RECORD SET —

_ _ _ _

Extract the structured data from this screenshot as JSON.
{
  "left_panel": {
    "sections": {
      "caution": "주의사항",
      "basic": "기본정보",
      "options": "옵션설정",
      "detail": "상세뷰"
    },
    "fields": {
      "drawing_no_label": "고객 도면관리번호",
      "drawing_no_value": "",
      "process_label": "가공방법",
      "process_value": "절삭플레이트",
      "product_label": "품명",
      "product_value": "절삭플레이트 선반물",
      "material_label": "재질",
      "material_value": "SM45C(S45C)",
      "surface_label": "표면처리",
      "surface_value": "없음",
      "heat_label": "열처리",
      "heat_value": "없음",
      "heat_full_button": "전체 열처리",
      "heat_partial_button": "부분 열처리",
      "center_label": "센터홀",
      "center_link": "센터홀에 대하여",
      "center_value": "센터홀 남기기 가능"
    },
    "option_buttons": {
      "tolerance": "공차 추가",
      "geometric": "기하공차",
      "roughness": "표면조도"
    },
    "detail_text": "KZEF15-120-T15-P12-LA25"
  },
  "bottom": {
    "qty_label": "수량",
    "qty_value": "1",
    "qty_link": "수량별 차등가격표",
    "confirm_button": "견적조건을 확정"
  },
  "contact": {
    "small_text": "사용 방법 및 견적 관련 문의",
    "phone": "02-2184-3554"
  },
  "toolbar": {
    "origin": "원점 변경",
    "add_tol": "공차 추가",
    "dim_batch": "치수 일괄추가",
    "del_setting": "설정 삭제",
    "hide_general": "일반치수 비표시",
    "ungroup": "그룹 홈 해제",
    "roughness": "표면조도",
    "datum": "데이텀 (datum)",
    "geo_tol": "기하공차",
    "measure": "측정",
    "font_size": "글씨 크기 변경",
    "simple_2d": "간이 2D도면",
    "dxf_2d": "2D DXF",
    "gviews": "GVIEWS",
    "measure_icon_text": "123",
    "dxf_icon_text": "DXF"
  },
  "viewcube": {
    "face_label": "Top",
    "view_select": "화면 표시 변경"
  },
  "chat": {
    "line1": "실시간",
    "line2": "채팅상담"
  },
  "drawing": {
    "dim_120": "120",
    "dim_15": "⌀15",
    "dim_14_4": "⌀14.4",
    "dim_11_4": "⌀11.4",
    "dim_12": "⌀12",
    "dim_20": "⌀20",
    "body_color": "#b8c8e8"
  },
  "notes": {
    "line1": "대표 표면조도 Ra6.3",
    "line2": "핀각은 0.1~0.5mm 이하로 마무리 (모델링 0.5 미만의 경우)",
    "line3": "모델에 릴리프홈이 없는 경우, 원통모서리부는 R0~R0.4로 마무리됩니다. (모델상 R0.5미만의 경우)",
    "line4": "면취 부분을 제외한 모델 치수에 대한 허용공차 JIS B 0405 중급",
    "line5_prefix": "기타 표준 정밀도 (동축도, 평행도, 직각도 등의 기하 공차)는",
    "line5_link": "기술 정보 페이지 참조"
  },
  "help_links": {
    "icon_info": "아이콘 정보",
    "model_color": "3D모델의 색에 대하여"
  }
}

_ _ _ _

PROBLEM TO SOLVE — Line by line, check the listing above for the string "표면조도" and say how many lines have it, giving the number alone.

RESPONSE TO THIS EXERCISE — 3